Search the records for the word "Sleeve" and copy each line in which it appears.

*Records provided*

▼

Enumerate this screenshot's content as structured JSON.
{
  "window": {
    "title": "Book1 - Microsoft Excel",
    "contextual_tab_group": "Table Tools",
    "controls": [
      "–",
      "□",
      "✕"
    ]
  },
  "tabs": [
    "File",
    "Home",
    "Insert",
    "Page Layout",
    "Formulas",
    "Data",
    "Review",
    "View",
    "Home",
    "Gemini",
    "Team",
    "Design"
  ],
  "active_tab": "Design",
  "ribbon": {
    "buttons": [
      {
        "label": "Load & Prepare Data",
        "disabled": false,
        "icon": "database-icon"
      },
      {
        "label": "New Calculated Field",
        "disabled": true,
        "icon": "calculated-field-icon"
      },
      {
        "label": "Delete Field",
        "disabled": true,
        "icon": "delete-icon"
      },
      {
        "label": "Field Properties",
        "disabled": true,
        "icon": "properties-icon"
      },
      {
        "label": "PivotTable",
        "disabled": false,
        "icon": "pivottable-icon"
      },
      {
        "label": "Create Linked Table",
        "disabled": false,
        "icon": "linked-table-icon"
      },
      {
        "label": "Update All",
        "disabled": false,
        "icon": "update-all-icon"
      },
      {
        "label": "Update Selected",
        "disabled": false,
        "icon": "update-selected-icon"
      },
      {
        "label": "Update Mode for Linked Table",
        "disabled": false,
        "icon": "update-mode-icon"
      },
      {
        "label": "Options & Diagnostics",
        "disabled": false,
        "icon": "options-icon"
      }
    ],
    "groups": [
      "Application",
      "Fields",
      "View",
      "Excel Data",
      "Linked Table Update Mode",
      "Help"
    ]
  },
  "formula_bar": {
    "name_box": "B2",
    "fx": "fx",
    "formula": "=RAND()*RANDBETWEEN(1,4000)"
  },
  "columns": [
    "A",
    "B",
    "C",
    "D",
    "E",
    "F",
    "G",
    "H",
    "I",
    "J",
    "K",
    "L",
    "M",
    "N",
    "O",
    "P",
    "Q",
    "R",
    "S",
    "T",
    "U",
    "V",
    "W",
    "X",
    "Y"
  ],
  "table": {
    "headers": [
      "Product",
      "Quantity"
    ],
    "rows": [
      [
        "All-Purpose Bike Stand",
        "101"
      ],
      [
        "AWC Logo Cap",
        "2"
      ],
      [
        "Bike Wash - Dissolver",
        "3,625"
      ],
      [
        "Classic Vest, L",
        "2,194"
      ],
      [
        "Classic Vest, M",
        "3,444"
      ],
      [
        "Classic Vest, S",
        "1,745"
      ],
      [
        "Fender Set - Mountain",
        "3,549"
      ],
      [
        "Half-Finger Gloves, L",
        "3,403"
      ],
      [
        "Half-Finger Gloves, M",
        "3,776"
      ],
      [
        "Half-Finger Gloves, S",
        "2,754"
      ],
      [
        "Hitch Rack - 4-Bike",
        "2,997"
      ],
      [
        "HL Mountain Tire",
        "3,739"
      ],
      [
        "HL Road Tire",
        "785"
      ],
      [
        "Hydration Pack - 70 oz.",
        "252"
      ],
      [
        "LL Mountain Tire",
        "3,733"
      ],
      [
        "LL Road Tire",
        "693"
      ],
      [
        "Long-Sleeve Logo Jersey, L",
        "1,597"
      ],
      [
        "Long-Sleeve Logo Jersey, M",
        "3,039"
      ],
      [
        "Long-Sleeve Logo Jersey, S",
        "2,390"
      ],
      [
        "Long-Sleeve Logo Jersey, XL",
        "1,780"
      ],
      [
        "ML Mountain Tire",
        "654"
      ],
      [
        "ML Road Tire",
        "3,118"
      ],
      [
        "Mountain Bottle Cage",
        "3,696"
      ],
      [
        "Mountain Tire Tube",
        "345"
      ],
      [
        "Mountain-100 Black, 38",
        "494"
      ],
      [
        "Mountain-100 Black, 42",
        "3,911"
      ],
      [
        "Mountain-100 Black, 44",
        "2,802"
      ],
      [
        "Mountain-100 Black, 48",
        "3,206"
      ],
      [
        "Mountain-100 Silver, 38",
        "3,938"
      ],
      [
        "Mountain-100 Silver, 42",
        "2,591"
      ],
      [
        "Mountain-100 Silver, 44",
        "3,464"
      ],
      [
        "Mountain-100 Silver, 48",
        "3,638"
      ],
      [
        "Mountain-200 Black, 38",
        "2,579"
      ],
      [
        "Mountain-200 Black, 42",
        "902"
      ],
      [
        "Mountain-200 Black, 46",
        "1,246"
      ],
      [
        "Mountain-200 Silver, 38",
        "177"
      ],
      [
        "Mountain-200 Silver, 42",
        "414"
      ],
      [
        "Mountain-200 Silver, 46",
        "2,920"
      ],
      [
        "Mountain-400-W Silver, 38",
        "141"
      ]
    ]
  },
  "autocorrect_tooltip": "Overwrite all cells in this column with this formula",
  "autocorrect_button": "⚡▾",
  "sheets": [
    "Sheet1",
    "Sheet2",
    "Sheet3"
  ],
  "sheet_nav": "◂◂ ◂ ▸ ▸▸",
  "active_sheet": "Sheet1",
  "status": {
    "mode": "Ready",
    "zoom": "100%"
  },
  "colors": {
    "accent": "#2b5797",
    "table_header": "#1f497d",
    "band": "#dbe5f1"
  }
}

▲

*Solution for this exercise*
        "Long-Sleeve Logo Jersey, L",
        "Long-Sleeve Logo Jersey, M",
        "Long-Sleeve Logo Jersey, S",
        "Long-Sleeve Logo Jersey, XL",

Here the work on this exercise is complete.